The data below is to be written out exactly, with no pictures.

______________________________

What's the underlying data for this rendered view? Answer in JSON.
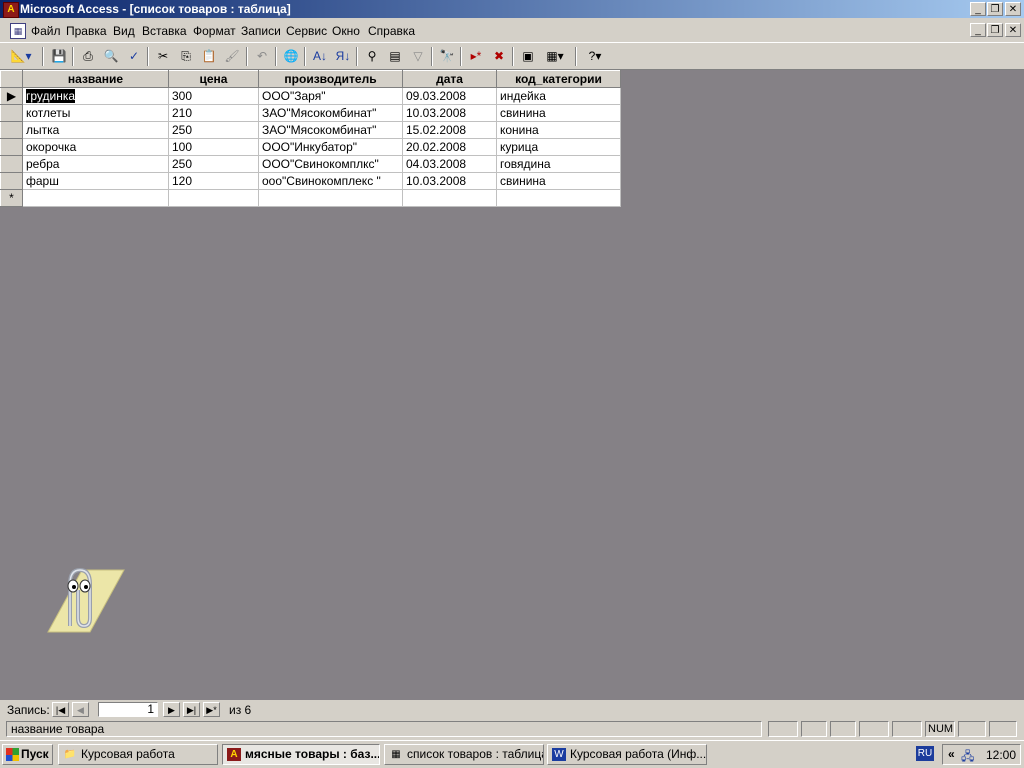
{
  "window": {
    "title": "Microsoft Access - [список товаров : таблица]"
  },
  "menu": [
    "Файл",
    "Правка",
    "Вид",
    "Вставка",
    "Формат",
    "Записи",
    "Сервис",
    "Окно",
    "Справка"
  ],
  "table": {
    "columns": [
      "название",
      "цена",
      "производитель",
      "дата",
      "код_категории"
    ],
    "rows": [
      [
        "грудинка",
        "300",
        "ООО\"Заря\"",
        "09.03.2008",
        "индейка"
      ],
      [
        "котлеты",
        "210",
        "ЗАО\"Мясокомбинат\"",
        "10.03.2008",
        "свинина"
      ],
      [
        "лытка",
        "250",
        "ЗАО\"Мясокомбинат\"",
        "15.02.2008",
        "конина"
      ],
      [
        "окорочка",
        "100",
        "ООО\"Инкубатор\"",
        "20.02.2008",
        "курица"
      ],
      [
        "ребра",
        "250",
        "ООО\"Свинокомплкс\"",
        "04.03.2008",
        "говядина"
      ],
      [
        "фарш",
        "120",
        "ооо\"Свинокомплекс \"",
        "10.03.2008",
        "свинина"
      ]
    ],
    "new_row_marker": "*",
    "current_row_marker": "▶"
  },
  "navigation": {
    "label": "Запись:",
    "current": "1",
    "of_text": "из  6"
  },
  "status": {
    "message": "название товара",
    "num": "NUM"
  },
  "taskbar": {
    "start": "Пуск",
    "tasks": [
      "Курсовая работа",
      "мясные товары : баз...",
      "список товаров : таблица",
      "Курсовая работа (Инф..."
    ],
    "lang": "RU",
    "clock": "12:00"
  },
  "icons": {
    "design_view": "design-view-icon",
    "save": "save-icon",
    "print": "print-icon",
    "preview": "print-preview-icon",
    "spelling": "spelling-icon",
    "cut": "cut-icon",
    "copy": "copy-icon",
    "paste": "paste-icon",
    "format_painter": "format-painter-icon",
    "undo": "undo-icon",
    "hyperlink": "hyperlink-icon",
    "sort_asc": "sort-ascending-icon",
    "sort_desc": "sort-descending-icon",
    "filter_selection": "filter-by-selection-icon",
    "filter_form": "filter-by-form-icon",
    "apply_filter": "apply-filter-icon",
    "find": "find-icon",
    "new_record": "new-record-icon",
    "delete_record": "delete-record-icon",
    "database_window": "database-window-icon",
    "new_object": "new-object-icon",
    "help": "help-icon"
  }
}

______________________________

### ANSWER SPACE
What's the underlying data for this rendered view? Answer in JSON.
{
  "window": {
    "title": "Microsoft Access - [список товаров : таблица]"
  },
  "menu": [
    "Файл",
    "Правка",
    "Вид",
    "Вставка",
    "Формат",
    "Записи",
    "Сервис",
    "Окно",
    "Справка"
  ],
  "table": {
    "columns": [
      "название",
      "цена",
      "производитель",
      "дата",
      "код_категории"
    ],
    "rows": [
      [
        "грудинка",
        "300",
        "ООО\"Заря\"",
        "09.03.2008",
        "индейка"
      ],
      [
        "котлеты",
        "210",
        "ЗАО\"Мясокомбинат\"",
        "10.03.2008",
        "свинина"
      ],
      [
        "лытка",
        "250",
        "ЗАО\"Мясокомбинат\"",
        "15.02.2008",
        "конина"
      ],
      [
        "окорочка",
        "100",
        "ООО\"Инкубатор\"",
        "20.02.2008",
        "курица"
      ],
      [
        "ребра",
        "250",
        "ООО\"Свинокомплкс\"",
        "04.03.2008",
        "говядина"
      ],
      [
        "фарш",
        "120",
        "ооо\"Свинокомплекс \"",
        "10.03.2008",
        "свинина"
      ]
    ],
    "new_row_marker": "*",
    "current_row_marker": "▶"
  },
  "navigation": {
    "label": "Запись:",
    "current": "1",
    "of_text": "из  6"
  },
  "status": {
    "message": "название товара",
    "num": "NUM"
  },
  "taskbar": {
    "start": "Пуск",
    "tasks": [
      "Курсовая работа",
      "мясные товары : баз...",
      "список товаров : таблица",
      "Курсовая работа (Инф..."
    ],
    "lang": "RU",
    "clock": "12:00"
  },
  "icons": {
    "design_view": "design-view-icon",
    "save": "save-icon",
    "print": "print-icon",
    "preview": "print-preview-icon",
    "spelling": "spelling-icon",
    "cut": "cut-icon",
    "copy": "copy-icon",
    "paste": "paste-icon",
    "format_painter": "format-painter-icon",
    "undo": "undo-icon",
    "hyperlink": "hyperlink-icon",
    "sort_asc": "sort-ascending-icon",
    "sort_desc": "sort-descending-icon",
    "filter_selection": "filter-by-selection-icon",
    "filter_form": "filter-by-form-icon",
    "apply_filter": "apply-filter-icon",
    "find": "find-icon",
    "new_record": "new-record-icon",
    "delete_record": "delete-record-icon",
    "database_window": "database-window-icon",
    "new_object": "new-object-icon",
    "help": "help-icon"
  }
}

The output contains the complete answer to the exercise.